Refined model of incremental emplacement based on structural evidence from the granodioritic Newry igneous complex, Northern Ireland

Show simple item record Anderson, P. E. Stevenson, C. T. Cooper, M. R. Meighan,I. G. Reavy, R. John Hurley, C. T. Inman, J. Ellam, R. M. 2018-02-06T13:36:28Z 2018-02-06T13:36:28Z 2017
dc.identifier.citation P.E. Anderson, C.T. Stevenson, M.R. Cooper, I.G. Meighan, R.J. Reavy, C.T. Hurley, J. Inman, R.M. Ellam (2017) 'Refined model of incremental emplacement based on structural evidence from the granodioritic Newry igneous complex, Northern Ireland', Geological Society of America Bulletin. (17pp). doi: 10.1130/B31756.1 en
dc.identifier.startpage 1
dc.identifier.endpage 17
dc.identifier.issn 0016-7606
dc.identifier.doi 10.1130/B31756.1
dc.description.abstract Although many intrusions are now known to have been incrementally emplaced, the mechanisms through which this takes place are generally poorly understood. The Newry igneous complex was incrementally emplaced within the Southern Uplands-Down-Longford terrane of Northern Ireland during late Caledonian sinistral transtension. This study uses a variety of new and existing data and techniques to provide a fuller and firmer understanding of incremental emplacement than has previously been available, addressing both deep-crustal processes and those operating within the emplacement site. Host-rock orientations suggest that some of the accommodation space for the Newry igneous complex was generated due to pull-apart tectonics operating within the Southern Uplands-Down-Longford terrane. Local host-rock deflections, concentric igneous foliations, and concentric linear anisotropy of magnetic susceptibility (AMS)fabrics show that inflation due to magma overpressure also generated significant space. Strong AMS fabrics close to the boundaries of some magma pulses in turn suggest that inflation was accomplished by injection of individual magma pulses and was thus incremental. The dome-like orientations of mineral foliations within plutons and the truncation of steep local host-rock tracts by the Newry igneous complex imply that the complex consists of four laccolithic bodies. On a larger scale, it is suggested that the deep-seated Argyll and Newry lineaments represent faults that allowed magma generated at depth to ascend to the crustal level of the Southern Uplands-Down-Longford tract boundaries. It is also inferred that sinistral movement along the Argyll and Newry lineaments may have produced the releasing bend within the Southern Uplands-Down-Longford terrane. Higher in the crust, reduced confining pressure resulted in tectonic opening along this releasing bend. This local stress field induced horizontal magma flow and emplacement of the Newry igneous complex as laccolithic bodies.
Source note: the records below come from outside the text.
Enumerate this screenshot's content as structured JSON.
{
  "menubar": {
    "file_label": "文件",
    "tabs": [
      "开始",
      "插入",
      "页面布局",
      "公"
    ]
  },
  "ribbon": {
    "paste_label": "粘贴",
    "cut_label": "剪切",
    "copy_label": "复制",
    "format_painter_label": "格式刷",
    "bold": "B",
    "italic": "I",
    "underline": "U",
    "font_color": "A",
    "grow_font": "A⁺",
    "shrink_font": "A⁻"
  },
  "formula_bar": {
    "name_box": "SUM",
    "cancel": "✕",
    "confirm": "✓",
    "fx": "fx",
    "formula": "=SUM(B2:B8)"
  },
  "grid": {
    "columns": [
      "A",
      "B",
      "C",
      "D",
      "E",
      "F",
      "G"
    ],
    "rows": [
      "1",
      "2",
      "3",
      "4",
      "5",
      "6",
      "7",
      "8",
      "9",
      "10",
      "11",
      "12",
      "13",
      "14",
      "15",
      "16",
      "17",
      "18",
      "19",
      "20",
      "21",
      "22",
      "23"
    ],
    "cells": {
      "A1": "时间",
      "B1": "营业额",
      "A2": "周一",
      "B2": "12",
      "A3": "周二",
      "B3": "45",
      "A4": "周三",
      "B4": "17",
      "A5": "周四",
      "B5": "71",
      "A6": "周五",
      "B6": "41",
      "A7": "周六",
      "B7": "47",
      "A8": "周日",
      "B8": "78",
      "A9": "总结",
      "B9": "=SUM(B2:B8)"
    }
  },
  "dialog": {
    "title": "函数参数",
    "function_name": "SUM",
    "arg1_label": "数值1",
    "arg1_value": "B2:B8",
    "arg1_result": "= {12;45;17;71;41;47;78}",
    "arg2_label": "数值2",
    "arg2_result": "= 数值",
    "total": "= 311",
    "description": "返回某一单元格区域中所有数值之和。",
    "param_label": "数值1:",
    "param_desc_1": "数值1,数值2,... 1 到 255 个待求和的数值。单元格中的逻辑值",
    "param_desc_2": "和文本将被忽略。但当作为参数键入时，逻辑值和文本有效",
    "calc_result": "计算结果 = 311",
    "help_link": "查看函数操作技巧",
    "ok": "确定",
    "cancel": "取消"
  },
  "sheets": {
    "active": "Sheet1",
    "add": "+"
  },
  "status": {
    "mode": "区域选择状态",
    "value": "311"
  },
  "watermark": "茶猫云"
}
This study suggests that simplistic emplacement models should largely be abandoned in favor of holistic models incorporating the multiple interdependent processes operating during magma ascent and emplacement. en
dc.description.sponsorship Natural Environment Research Council (NE/H525038/1) en
dc.format.mimetype application/pdf en
dc.language.iso en en
dc.publisher Geological Society of America en
dc.rights © 2017, the Authors. Gold Open Access: This paper is published under the terms of the CC-BY license en
dc.subject Southern Uplands-Down-Longford terrane en
dc.subject Granodioritic Newry igneous complex en
dc.subject magnetic susceptibility en
dc.title Refined model of incremental emplacement based on structural evidence from the granodioritic Newry igneous complex, Northern Ireland en
dc.type Article (peer-reviewed) en
dc.internal.authorcontactother en
dc.internal.availability Full text available en
dc.description.version Published Version en
dc.contributor.funder Geological Survey of Northern Ireland
dc.contributor.funder Scottish Universities Environmental Research Centre
dc.contributor.funder Natural Environment Research Council
dc.description.status Peer reviewed en
dc.identifier.journaltitle Geological Society of America Bulletin en
dc.internal.IRISemailaddress John Reavy, Biological, Earth and Environmental Sciences, University College Cork, Cork, Ireland. +353-21-490-3000 Email: en

Files in this item

This item appears in the following Collection(s)

Show simple item record

This website uses cookies. By using this website, you consent to the use of cookies in accordance with the UCC Privacy and Cookies Statement. For more information about cookies and how you can disable them, visit our Privacy and Cookies statement